The novel is set in Yorkshire which is a rural place and Wuthering Heights is referred to as ‘completely removed from the stir of society.’ Heathcliff lives in a desolate village with a small number of people; he rarely has to engage in conversation with anybody outside of Wuthering Heights, which may be a reason why he chose to live away from society. Being isolated from society us a characteristic of a Byronic hero, so setting Wuthering Heights in an isolated place is one factor Brontë uses to present Heathcliff as a Byronic hero. When Lockwood meets Heathcliff he describes him to possess dark qualities that a dark character would have. The first piece of information the reader gains about Heathcliff is that he has ‘dark black eyes.’ Due to his eyes being described as dark and black the reader gets the impression that Heathcliff is also a dark character due to the fact that dark eyes are often used to represent characters with dark souls.
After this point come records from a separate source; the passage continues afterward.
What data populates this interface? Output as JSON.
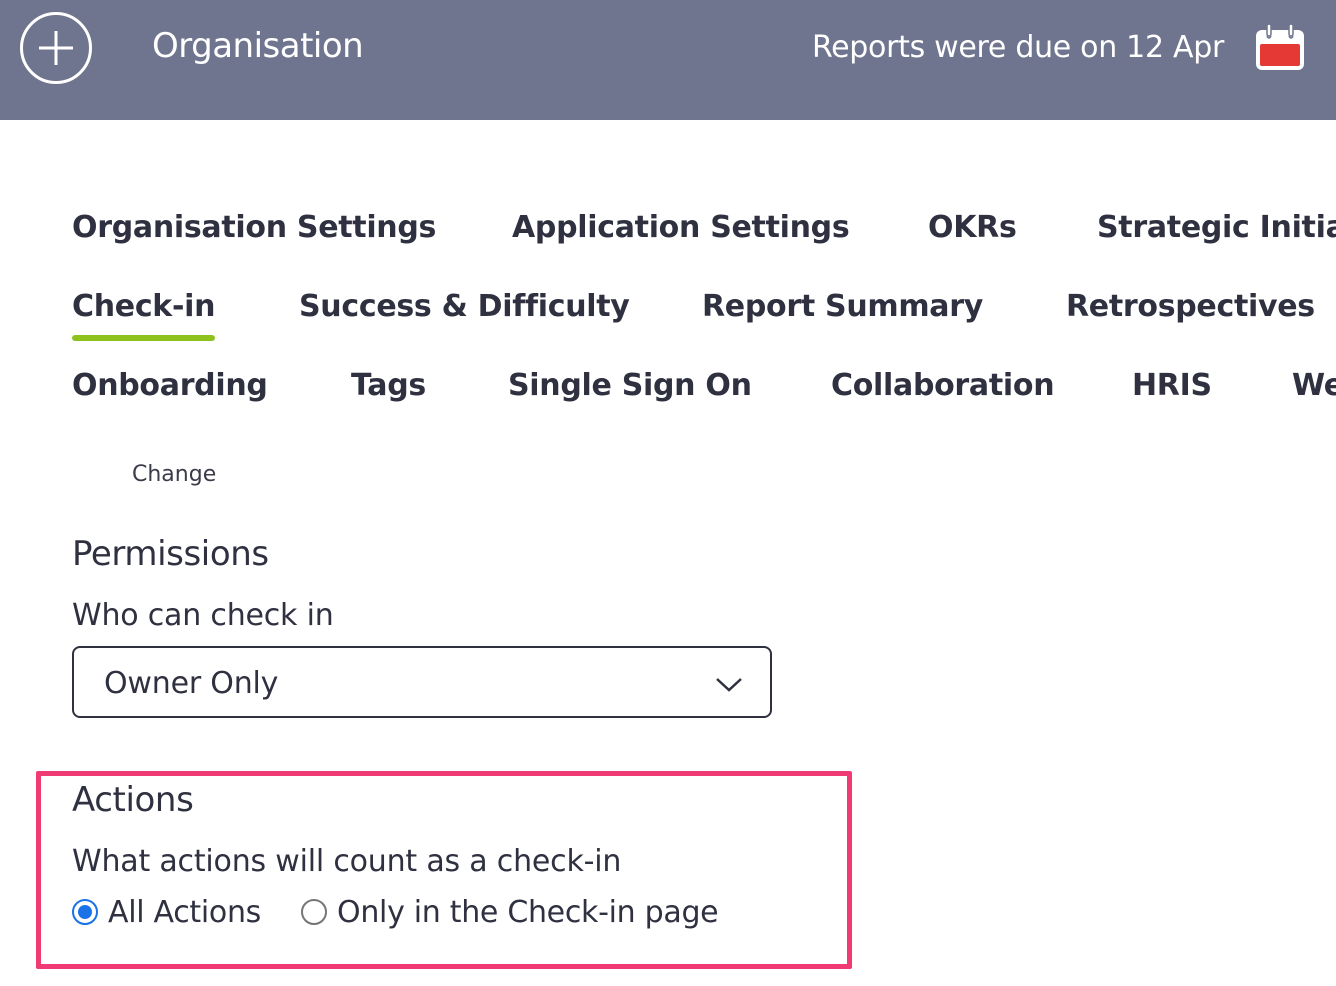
{
  "header": {
    "title": "Organisation",
    "due_text": "Reports were due on 12 Apr",
    "add_icon": "plus-circle-icon",
    "calendar_icon": "calendar-icon",
    "calendar_accent": "#e53935"
  },
  "tabs": {
    "row1": [
      "Organisation Settings",
      "Application Settings",
      "OKRs",
      "Strategic Initia"
    ],
    "row2": [
      "Check-in",
      "Success & Difficulty",
      "Report Summary",
      "Retrospectives"
    ],
    "row3": [
      "Onboarding",
      "Tags",
      "Single Sign On",
      "Collaboration",
      "HRIS",
      "We"
    ],
    "active": "Check-in",
    "active_color": "#8ec21f"
  },
  "change_link": "Change",
  "permissions": {
    "heading": "Permissions",
    "label": "Who can check in",
    "selected": "Owner Only"
  },
  "actions": {
    "heading": "Actions",
    "label": "What actions will count as a check-in",
    "options": [
      "All Actions",
      "Only in the Check-in page"
    ],
    "selected": "All Actions",
    "highlight_color": "#f03a74"
  }
}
Mr Earnshaw also helps the reader to recollect a rather dark image of Heathcliff as he describes him as ‘as dark almost as if it came from the devil.’ The use of the word devil creates strong imagery of a deeply rooted darkness within Heathcliff, which helps the reader to develop a strong image of a dark character, which is yet another quality of a Byronic hero.
Q. Write a note on the title of the novel Far from the Madding Crowd. A. In his masterpiece Elegy Written in a Country Churchyard, Thomas Gray describes the quiet and peaceful life of the people living in a village. In his poem occur the following lines: Far from the madding crowd's ignoble strife, Their sober wishes never learn'd to stray; Along the cool sequestered vale of life They kept the noiseless tenor of their way.
How isolation and loneliness relate to the setting H. The reason the author uses the characters she chose 1. To show bright and colorful in this dark town I. How the setting express isolation. 1. How the town is always cold and lifeless “Ethan Frome” Ethan Frome is a story that the setting takes place during the winter in a rural New England town of Starkfield.
Capote’s use of the winter season also leaves the reader with a chilled lonely bitter feeling. Rather than describing the snow in a beautiful and calming way his diction clearly portrayed the biting scene. “In the falling quiet there was no sky or earth, only snow lifting in the wind, frosting the window glass, chilling the rooms, deadening and hushing the city” (39). The harsh cold description leads reiterates the feeling of solitude by removing any sense of warmth or comfort. While out to see a show Ms. Miller’s character is introduced to Miriam, a young girl, who we then learn shares the name with our main character, Ms. Miller.